### Extracted material
Start of Block

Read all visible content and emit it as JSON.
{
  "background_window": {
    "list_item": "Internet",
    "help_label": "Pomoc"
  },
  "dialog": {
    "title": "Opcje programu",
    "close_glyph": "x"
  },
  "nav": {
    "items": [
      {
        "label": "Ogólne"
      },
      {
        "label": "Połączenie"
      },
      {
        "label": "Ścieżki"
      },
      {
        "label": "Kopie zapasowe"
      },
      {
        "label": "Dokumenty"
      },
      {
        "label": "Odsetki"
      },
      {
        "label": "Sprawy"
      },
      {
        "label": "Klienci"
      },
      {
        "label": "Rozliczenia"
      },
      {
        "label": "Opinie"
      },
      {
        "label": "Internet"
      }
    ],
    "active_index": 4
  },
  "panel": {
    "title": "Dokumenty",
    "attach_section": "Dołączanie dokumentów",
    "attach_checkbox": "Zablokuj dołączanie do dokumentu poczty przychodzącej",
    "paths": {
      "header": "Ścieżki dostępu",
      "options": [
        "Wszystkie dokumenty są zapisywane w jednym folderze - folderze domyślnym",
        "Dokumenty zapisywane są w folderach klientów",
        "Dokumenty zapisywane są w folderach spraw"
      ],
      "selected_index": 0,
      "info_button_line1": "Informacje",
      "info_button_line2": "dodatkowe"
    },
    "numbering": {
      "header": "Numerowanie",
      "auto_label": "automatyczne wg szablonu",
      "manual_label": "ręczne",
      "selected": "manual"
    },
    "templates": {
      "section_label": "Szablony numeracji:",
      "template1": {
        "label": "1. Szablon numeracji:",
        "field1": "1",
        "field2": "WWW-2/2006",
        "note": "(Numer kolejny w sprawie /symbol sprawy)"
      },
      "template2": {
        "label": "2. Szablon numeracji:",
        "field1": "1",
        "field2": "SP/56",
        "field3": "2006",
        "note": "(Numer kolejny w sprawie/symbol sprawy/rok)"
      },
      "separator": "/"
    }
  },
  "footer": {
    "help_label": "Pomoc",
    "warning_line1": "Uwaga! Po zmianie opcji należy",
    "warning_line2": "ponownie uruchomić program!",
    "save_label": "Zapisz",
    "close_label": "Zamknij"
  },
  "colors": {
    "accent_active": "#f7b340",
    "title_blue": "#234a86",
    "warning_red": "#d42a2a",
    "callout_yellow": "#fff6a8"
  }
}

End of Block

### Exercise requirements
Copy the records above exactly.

### Solution to this task
Read all visible content and emit it as JSON.
{
  "background_window": {
    "list_item": "Internet",
    "help_label": "Pomoc"
  },
  "dialog": {
    "title": "Opcje programu",
    "close_glyph": "x"
  },
  "nav": {
    "items": [
      {
        "label": "Ogólne"
      },
      {
        "label": "Połączenie"
      },
      {
        "label": "Ścieżki"
      },
      {
        "label": "Kopie zapasowe"
      },
      {
        "label": "Dokumenty"
      },
      {
        "label": "Odsetki"
      },
      {
        "label": "Sprawy"
      },
      {
        "label": "Klienci"
      },
      {
        "label": "Rozliczenia"
      },
      {
        "label": "Opinie"
      },
      {
        "label": "Internet"
      }
    ],
    "active_index": 4
  },
  "panel": {
    "title": "Dokumenty",
    "attach_section": "Dołączanie dokumentów",
    "attach_checkbox": "Zablokuj dołączanie do dokumentu poczty przychodzącej",
    "paths": {
      "header": "Ścieżki dostępu",
      "options": [
        "Wszystkie dokumenty są zapisywane w jednym folderze - folderze domyślnym",
        "Dokumenty zapisywane są w folderach klientów",
        "Dokumenty zapisywane są w folderach spraw"
      ],
      "selected_index": 0,
      "info_button_line1": "Informacje",
      "info_button_line2": "dodatkowe"
    },
    "numbering": {
      "header": "Numerowanie",
      "auto_label": "automatyczne wg szablonu",
      "manual_label": "ręczne",
      "selected": "manual"
    },
    "templates": {
      "section_label": "Szablony numeracji:",
      "template1": {
        "label": "1. Szablon numeracji:",
        "field1": "1",
        "field2": "WWW-2/2006",
        "note": "(Numer kolejny w sprawie /symbol sprawy)"
      },
      "template2": {
        "label": "2. Szablon numeracji:",
        "field1": "1",
        "field2": "SP/56",
        "field3": "2006",
        "note": "(Numer kolejny w sprawie/symbol sprawy/rok)"
      },
      "separator": "/"
    }
  },
  "footer": {
    "help_label": "Pomoc",
    "warning_line1": "Uwaga! Po zmianie opcji należy",
    "warning_line2": "ponownie uruchomić program!",
    "save_label": "Zapisz",
    "close_label": "Zamknij"
  },
  "colors": {
    "accent_active": "#f7b340",
    "title_blue": "#234a86",
    "warning_red": "#d42a2a",
    "callout_yellow": "#fff6a8"
  }
}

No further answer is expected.